 The device can be used when robotic assist device are utilized by the surgical staff. Robotic assist device surgery is typically performed by the surgeon through the use of robotic arms. The use of the robotic arms scales the motion of the surgeon and filters out unwanted tremors. This allows the surgeons to perform the surgery through smaller incisions and in more constricted spaces. Examples of such systems are the ones marketed by Intuitive Surgical Systems as described in U.S. Pat. No. 5,855,583.
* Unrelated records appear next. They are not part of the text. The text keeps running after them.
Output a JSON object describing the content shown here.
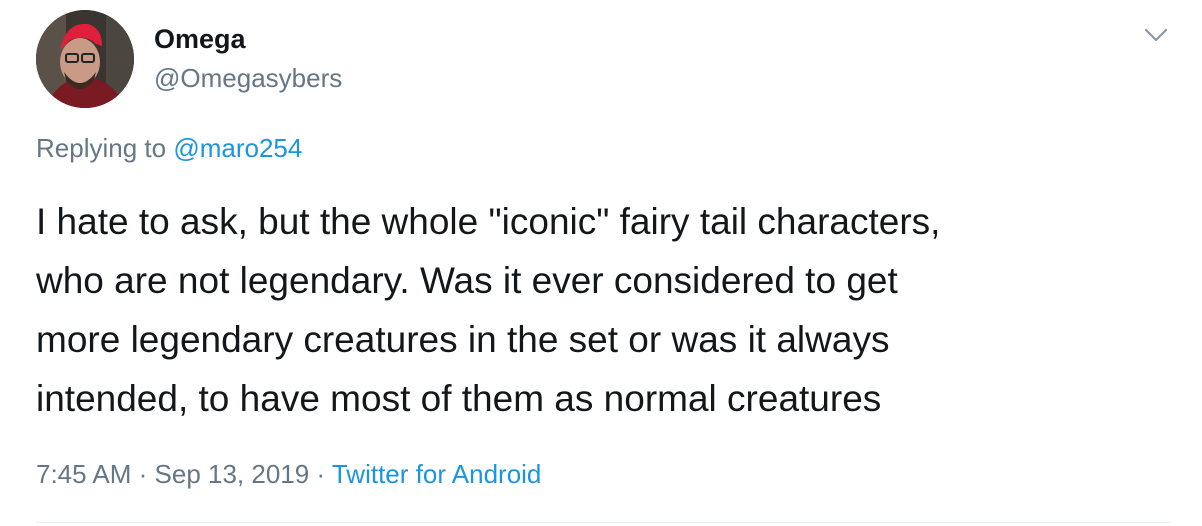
{
  "tweet": {
    "author": {
      "display_name": "Omega",
      "handle": "@Omegasybers"
    },
    "replying_to": {
      "prefix": "Replying to",
      "mention": "@maro254"
    },
    "text_lines": [
      "I hate to ask, but the whole \"iconic\" fairy tail characters,",
      "who are not legendary. Was it ever considered to get",
      "more legendary creatures in the set or was it always",
      "intended, to have most of them as normal creatures"
    ],
    "meta": {
      "time": "7:45 AM",
      "separator1": " · ",
      "date": "Sep 13, 2019",
      "separator2": " · ",
      "source": "Twitter for Android"
    },
    "icons": {
      "menu": "chevron-down-icon"
    },
    "colors": {
      "link": "#1b95e0",
      "secondary_text": "#657786",
      "primary_text": "#14171a",
      "divider": "#e6ecf0"
    }
  }
}
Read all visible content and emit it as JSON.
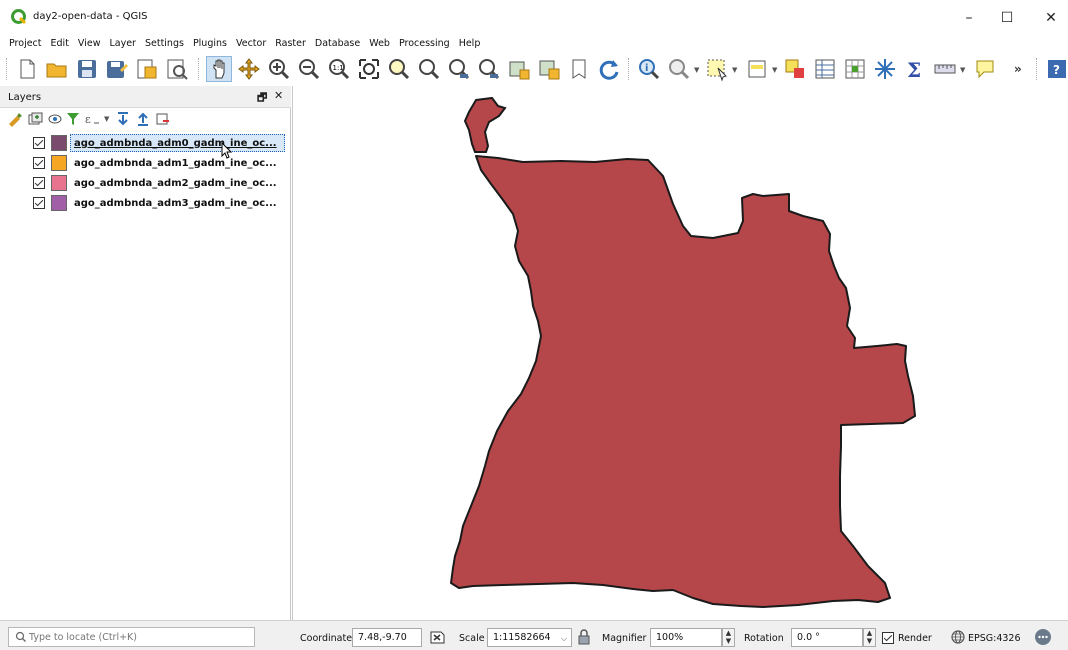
{
  "window": {
    "title": "day2-open-data - QGIS",
    "minimize": "–",
    "maximize": "☐",
    "close": "✕"
  },
  "menubar": [
    "Project",
    "Edit",
    "View",
    "Layer",
    "Settings",
    "Plugins",
    "Vector",
    "Raster",
    "Database",
    "Web",
    "Processing",
    "Help"
  ],
  "layers_panel": {
    "title": "Layers",
    "float_icon": "float-icon",
    "close_icon": "close-icon",
    "layers": [
      {
        "name": "ago_admbnda_adm0_gadm_ine_oc...",
        "checked": true,
        "color": "#7b4b6e",
        "selected": true
      },
      {
        "name": "ago_admbnda_adm1_gadm_ine_oc...",
        "checked": true,
        "color": "#f5a623"
      },
      {
        "name": "ago_admbnda_adm2_gadm_ine_oc...",
        "checked": true,
        "color": "#e8738f"
      },
      {
        "name": "ago_admbnda_adm3_gadm_ine_oc...",
        "checked": true,
        "color": "#a05fa6"
      }
    ]
  },
  "map": {
    "fill_color": "#b5474b",
    "outline_color": "#1a1a1a",
    "background": "#ffffff"
  },
  "statusbar": {
    "locator_placeholder": "Type to locate (Ctrl+K)",
    "coordinate_label": "Coordinate",
    "coordinate_value": "7.48,-9.70",
    "scale_label": "Scale",
    "scale_value": "1:11582664",
    "magnifier_label": "Magnifier",
    "magnifier_value": "100%",
    "rotation_label": "Rotation",
    "rotation_value": "0.0 °",
    "render_label": "Render",
    "render_checked": true,
    "crs_value": "EPSG:4326"
  }
}
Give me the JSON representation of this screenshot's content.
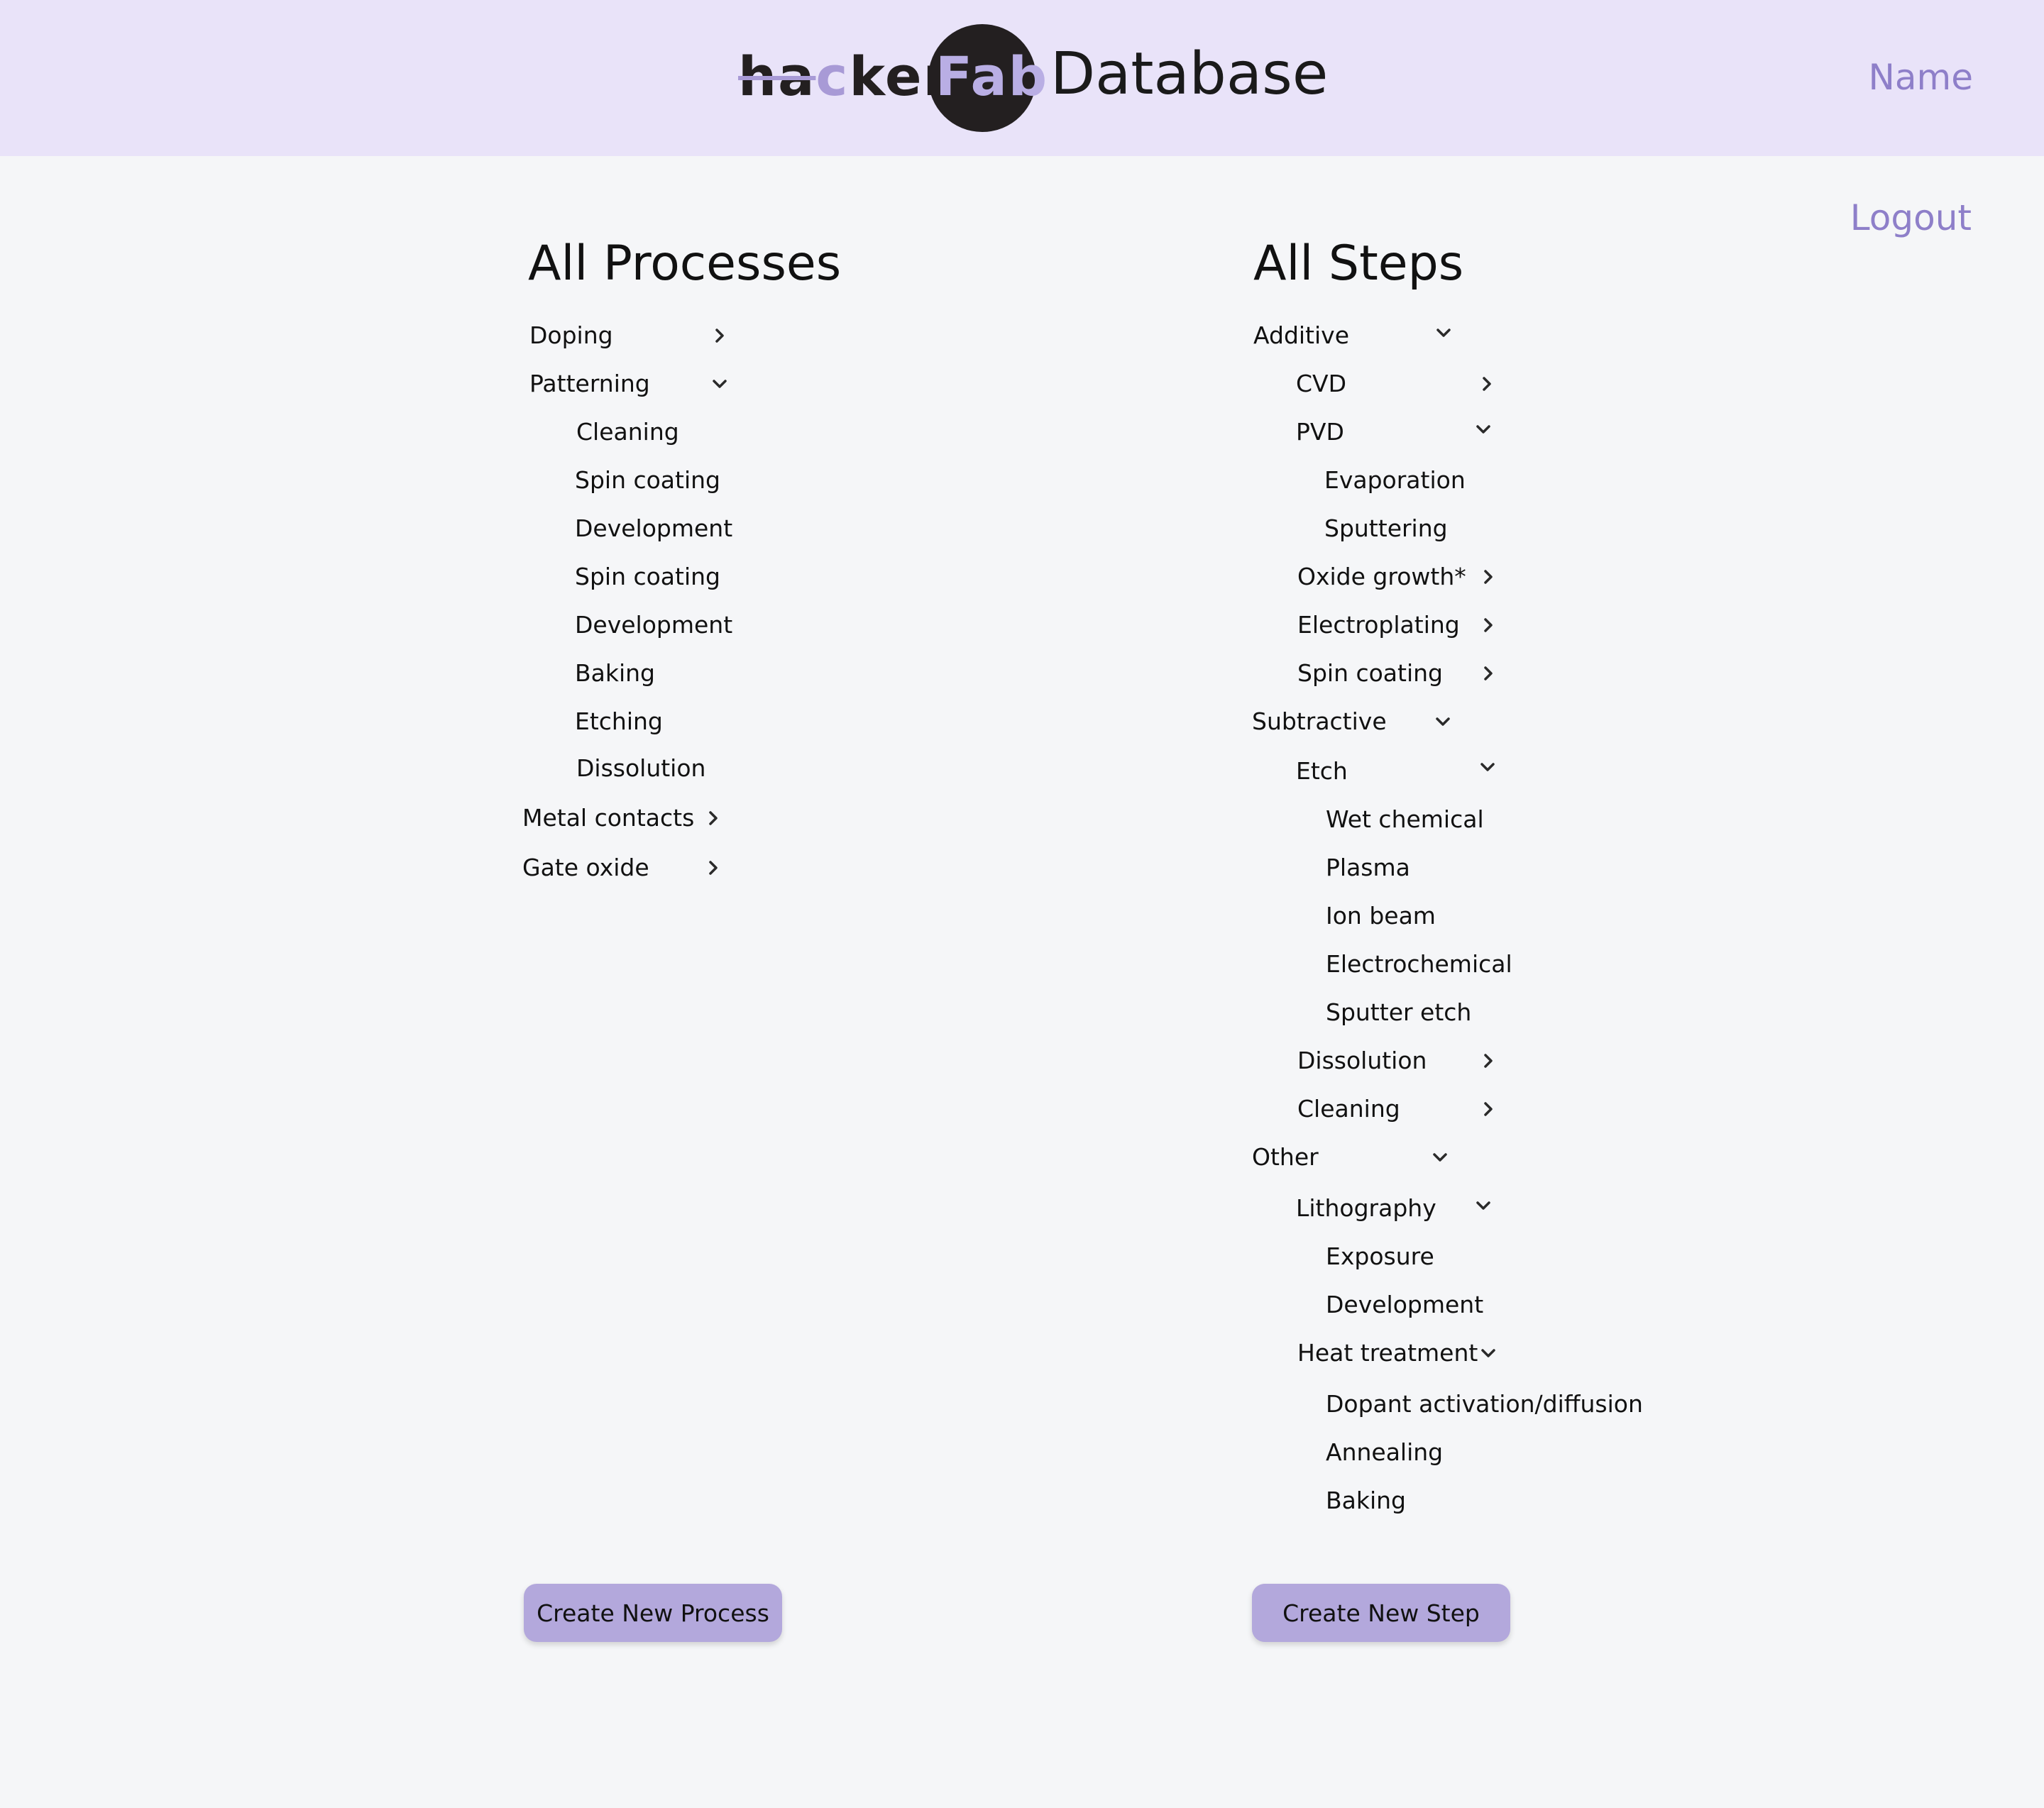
{
  "header": {
    "logo_text": "hackerFab",
    "logo_part_a": "ha",
    "logo_part_b": "c",
    "logo_part_c": "ker",
    "logo_part_d": "Fab",
    "title": "Database",
    "user_name": "Name",
    "logout_label": "Logout"
  },
  "processes": {
    "title": "All Processes",
    "items": [
      {
        "label": "Doping",
        "icon": "chevron-right-icon"
      },
      {
        "label": "Patterning",
        "icon": "chevron-down-icon"
      },
      {
        "label": "Cleaning"
      },
      {
        "label": "Spin coating"
      },
      {
        "label": "Development"
      },
      {
        "label": "Spin coating"
      },
      {
        "label": "Development"
      },
      {
        "label": "Baking"
      },
      {
        "label": "Etching"
      },
      {
        "label": "Dissolution"
      },
      {
        "label": "Metal contacts",
        "icon": "chevron-right-icon"
      },
      {
        "label": "Gate oxide",
        "icon": "chevron-right-icon"
      }
    ],
    "create_label": "Create New Process"
  },
  "steps": {
    "title": "All Steps",
    "items": [
      {
        "label": "Additive",
        "icon": "chevron-down-icon"
      },
      {
        "label": "CVD",
        "icon": "chevron-right-icon"
      },
      {
        "label": "PVD",
        "icon": "chevron-down-icon"
      },
      {
        "label": "Evaporation"
      },
      {
        "label": "Sputtering"
      },
      {
        "label": "Oxide growth*",
        "icon": "chevron-right-icon"
      },
      {
        "label": "Electroplating",
        "icon": "chevron-right-icon"
      },
      {
        "label": "Spin coating",
        "icon": "chevron-right-icon"
      },
      {
        "label": "Subtractive",
        "icon": "chevron-down-icon"
      },
      {
        "label": "Etch",
        "icon": "chevron-down-icon"
      },
      {
        "label": "Wet chemical"
      },
      {
        "label": "Plasma"
      },
      {
        "label": "Ion beam"
      },
      {
        "label": "Electrochemical"
      },
      {
        "label": "Sputter etch"
      },
      {
        "label": "Dissolution",
        "icon": "chevron-right-icon"
      },
      {
        "label": "Cleaning",
        "icon": "chevron-right-icon"
      },
      {
        "label": "Other",
        "icon": "chevron-down-icon"
      },
      {
        "label": "Lithography",
        "icon": "chevron-down-icon"
      },
      {
        "label": "Exposure"
      },
      {
        "label": "Development"
      },
      {
        "label": "Heat treatment",
        "icon": "chevron-down-icon"
      },
      {
        "label": "Dopant activation/diffusion"
      },
      {
        "label": "Annealing"
      },
      {
        "label": "Baking"
      }
    ],
    "create_label": "Create New Step"
  },
  "colors": {
    "header_bg": "#e9e3f9",
    "accent": "#8e7fc9",
    "button_bg": "#b3a8dc",
    "page_bg": "#f5f6f8"
  }
}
 The device and the catheter delivery systems can be used during hybrid procedures where surgical procedures are combined with interventional cardiology techniques. Such procedure use fluoroscopy to visualize and position the catheter delivery systems. The catheter is normally placed through femoral or radial access. Direct surgical access to the heart is typically achieved via small incisions in the chest or abdomen. A single or multiple trocar ports or a minimally invasive small retractor is placed in these incisions. An endoscope may be used to aid in visualization.
 The device can also be used in complete percutaneous procedures where no direct access to the heart is available to the physicians.
 Each embodiment of the invention is designed in a manner such that it does not require additional devices, sutures, staples or other materials to hold the device in place. Preferably, the first and second segments of the device are joined and configured in a manner such that once the device is in place the segments will apply sufficient force against the interior walls of the vessel to securely hold the device in place. Furthermore, fluids flowing through the vessels may provide additional stabilizing force for securing the device in place within the vessel. After the device has been held in place for significant periods of time, the vessels will naturally develop a new intimal layer and fuse. At this point the device may no longer be needed and could, if so designed, begin dissolving.
 In certain embodiments and certain situations it may be desirable to add additional means of holding the device in place. However, the additional means preferably include a biocompatible glue. The glue could be applied after the device is implanted or placed on the device prior to implantation. Any biocompatible glue could also include other drugs such as growth factors that would aid in causing the vessels to grow together in the desired manner. The instant invention is shown and described herein in what is considered to be the most practical, and preferred embodiments. It is recognized, however, that departures may be made therefrom, which are within the scope of the invention, and that obvious modifications will occur to one skilled in the art upon reading this disclosure.